Data about app and page elements
========================

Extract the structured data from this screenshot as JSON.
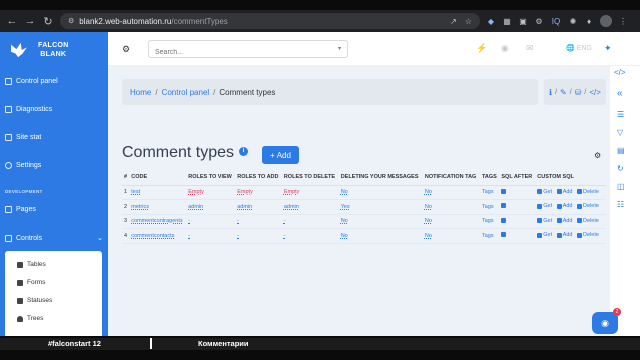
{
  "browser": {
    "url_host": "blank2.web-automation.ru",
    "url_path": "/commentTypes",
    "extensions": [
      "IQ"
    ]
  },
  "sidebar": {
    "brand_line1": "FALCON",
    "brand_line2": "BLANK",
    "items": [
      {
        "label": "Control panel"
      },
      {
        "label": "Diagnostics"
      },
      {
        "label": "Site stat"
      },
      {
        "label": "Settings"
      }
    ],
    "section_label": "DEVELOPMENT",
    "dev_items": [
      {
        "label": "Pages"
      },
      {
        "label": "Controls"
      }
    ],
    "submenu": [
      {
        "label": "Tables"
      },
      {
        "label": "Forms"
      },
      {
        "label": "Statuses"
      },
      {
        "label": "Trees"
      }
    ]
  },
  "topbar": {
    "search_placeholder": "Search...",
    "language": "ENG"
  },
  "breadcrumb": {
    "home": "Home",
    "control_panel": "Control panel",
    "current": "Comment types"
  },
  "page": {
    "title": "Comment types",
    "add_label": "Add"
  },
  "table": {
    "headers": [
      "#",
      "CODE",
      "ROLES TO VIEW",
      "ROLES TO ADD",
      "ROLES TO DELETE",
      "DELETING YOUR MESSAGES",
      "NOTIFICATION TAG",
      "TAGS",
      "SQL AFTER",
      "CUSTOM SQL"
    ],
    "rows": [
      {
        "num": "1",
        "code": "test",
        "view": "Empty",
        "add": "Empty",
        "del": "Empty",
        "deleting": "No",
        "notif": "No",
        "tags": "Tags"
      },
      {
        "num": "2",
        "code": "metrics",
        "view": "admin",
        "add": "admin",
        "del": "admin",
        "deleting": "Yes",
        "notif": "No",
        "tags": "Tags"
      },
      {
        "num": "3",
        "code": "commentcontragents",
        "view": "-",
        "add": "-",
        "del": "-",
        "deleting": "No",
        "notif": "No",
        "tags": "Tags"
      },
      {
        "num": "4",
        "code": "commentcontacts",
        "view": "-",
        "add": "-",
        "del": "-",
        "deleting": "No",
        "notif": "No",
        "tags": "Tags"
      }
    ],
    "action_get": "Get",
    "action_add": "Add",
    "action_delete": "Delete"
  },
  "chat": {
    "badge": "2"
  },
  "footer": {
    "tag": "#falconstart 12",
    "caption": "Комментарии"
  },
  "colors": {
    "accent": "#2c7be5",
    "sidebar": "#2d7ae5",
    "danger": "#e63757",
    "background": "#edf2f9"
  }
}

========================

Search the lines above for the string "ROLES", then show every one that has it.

      "ROLES TO VIEW",
      "ROLES TO ADD",
      "ROLES TO DELETE",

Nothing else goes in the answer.